Work order |
Give again, unchanged, the line that contains "Output a JSON" together with every line that follows it until the entries end.

BEGIN Extracted material

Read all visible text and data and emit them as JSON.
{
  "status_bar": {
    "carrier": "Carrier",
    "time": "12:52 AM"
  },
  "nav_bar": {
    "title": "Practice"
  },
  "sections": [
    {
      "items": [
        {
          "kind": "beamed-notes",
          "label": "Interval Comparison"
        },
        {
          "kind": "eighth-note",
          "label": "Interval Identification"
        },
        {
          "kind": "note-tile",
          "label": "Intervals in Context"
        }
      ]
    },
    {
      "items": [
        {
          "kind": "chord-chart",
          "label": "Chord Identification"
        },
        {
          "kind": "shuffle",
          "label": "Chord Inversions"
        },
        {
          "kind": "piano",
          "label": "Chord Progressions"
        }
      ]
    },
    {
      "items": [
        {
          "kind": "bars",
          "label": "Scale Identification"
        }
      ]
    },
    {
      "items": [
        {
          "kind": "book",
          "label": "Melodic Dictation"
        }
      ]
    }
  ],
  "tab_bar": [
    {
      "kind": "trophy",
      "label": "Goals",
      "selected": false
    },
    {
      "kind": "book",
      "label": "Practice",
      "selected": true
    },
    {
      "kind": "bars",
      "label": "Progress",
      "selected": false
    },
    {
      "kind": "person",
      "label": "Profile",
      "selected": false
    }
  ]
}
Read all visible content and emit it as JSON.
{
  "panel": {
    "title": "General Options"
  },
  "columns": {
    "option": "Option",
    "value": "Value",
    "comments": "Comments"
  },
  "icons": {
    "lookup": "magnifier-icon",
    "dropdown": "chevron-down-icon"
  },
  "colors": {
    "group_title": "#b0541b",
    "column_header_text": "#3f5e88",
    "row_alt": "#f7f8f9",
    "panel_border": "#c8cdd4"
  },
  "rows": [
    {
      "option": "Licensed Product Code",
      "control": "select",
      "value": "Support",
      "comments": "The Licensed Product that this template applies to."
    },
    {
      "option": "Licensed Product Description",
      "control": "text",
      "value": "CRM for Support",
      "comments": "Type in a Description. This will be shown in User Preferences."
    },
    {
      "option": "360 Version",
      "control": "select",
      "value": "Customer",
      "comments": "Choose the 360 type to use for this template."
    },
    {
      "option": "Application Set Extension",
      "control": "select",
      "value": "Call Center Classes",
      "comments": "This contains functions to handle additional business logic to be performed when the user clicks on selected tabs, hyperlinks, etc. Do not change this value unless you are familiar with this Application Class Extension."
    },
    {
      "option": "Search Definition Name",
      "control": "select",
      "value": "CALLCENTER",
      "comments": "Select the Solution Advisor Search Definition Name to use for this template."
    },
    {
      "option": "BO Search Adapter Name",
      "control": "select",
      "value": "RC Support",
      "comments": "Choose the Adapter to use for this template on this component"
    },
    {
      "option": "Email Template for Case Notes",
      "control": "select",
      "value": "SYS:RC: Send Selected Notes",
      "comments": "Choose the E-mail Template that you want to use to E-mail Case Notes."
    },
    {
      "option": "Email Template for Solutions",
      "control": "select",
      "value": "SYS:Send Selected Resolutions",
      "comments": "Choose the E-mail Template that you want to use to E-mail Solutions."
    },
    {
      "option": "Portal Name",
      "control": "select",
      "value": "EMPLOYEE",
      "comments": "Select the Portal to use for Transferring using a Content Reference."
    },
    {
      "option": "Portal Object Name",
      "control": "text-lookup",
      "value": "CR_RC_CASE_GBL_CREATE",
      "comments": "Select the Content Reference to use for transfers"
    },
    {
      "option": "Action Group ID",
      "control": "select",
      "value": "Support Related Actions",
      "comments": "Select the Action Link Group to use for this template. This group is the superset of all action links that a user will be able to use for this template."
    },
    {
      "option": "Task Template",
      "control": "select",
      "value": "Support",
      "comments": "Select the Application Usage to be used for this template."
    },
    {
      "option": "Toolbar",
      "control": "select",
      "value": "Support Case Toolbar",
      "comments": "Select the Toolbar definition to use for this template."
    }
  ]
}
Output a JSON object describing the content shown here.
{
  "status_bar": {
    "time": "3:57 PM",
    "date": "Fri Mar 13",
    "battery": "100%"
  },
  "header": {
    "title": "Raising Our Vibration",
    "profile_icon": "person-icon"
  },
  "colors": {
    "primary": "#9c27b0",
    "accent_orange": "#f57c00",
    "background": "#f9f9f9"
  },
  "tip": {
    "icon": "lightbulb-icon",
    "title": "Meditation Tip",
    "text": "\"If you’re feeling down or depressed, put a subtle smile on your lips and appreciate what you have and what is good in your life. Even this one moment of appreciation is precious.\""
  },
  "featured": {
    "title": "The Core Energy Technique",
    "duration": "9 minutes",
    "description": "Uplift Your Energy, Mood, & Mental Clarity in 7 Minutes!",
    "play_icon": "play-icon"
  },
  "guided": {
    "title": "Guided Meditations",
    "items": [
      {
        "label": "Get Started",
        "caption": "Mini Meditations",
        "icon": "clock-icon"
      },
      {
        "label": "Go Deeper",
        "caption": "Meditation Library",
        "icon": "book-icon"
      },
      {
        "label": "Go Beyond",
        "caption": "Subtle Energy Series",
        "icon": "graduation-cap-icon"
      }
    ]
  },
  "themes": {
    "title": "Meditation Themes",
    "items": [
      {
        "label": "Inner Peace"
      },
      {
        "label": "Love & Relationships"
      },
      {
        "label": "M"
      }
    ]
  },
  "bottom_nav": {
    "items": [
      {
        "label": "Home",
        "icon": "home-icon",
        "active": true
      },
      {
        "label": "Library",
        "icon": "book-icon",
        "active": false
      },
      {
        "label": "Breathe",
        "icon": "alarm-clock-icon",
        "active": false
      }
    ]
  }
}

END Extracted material

Answer |
Output a JSON object describing the content shown here.
{
  "status_bar": {
    "time": "3:57 PM",
    "date": "Fri Mar 13",
    "battery": "100%"
  },
  "header": {
    "title": "Raising Our Vibration",
    "profile_icon": "person-icon"
  },
  "colors": {
    "primary": "#9c27b0",
    "accent_orange": "#f57c00",
    "background": "#f9f9f9"
  },
  "tip": {
    "icon": "lightbulb-icon",
    "title": "Meditation Tip",
    "text": "\"If you’re feeling down or depressed, put a subtle smile on your lips and appreciate what you have and what is good in your life. Even this one moment of appreciation is precious.\""
  },
  "featured": {
    "title": "The Core Energy Technique",
    "duration": "9 minutes",
    "description": "Uplift Your Energy, Mood, & Mental Clarity in 7 Minutes!",
    "play_icon": "play-icon"
  },
  "guided": {
    "title": "Guided Meditations",
    "items": [
      {
        "label": "Get Started",
        "caption": "Mini Meditations",
        "icon": "clock-icon"
      },
      {
        "label": "Go Deeper",
        "caption": "Meditation Library",
        "icon": "book-icon"
      },
      {
        "label": "Go Beyond",
        "caption": "Subtle Energy Series",
        "icon": "graduation-cap-icon"
      }
    ]
  },
  "themes": {
    "title": "Meditation Themes",
    "items": [
      {
        "label": "Inner Peace"
      },
      {
        "label": "Love & Relationships"
      },
      {
        "label": "M"
      }
    ]
  },
  "bottom_nav": {
    "items": [
      {
        "label": "Home",
        "icon": "home-icon",
        "active": true
      },
      {
        "label": "Library",
        "icon": "book-icon",
        "active": false
      },
      {
        "label": "Breathe",
        "icon": "alarm-clock-icon",
        "active": false
      }
    ]
  }
}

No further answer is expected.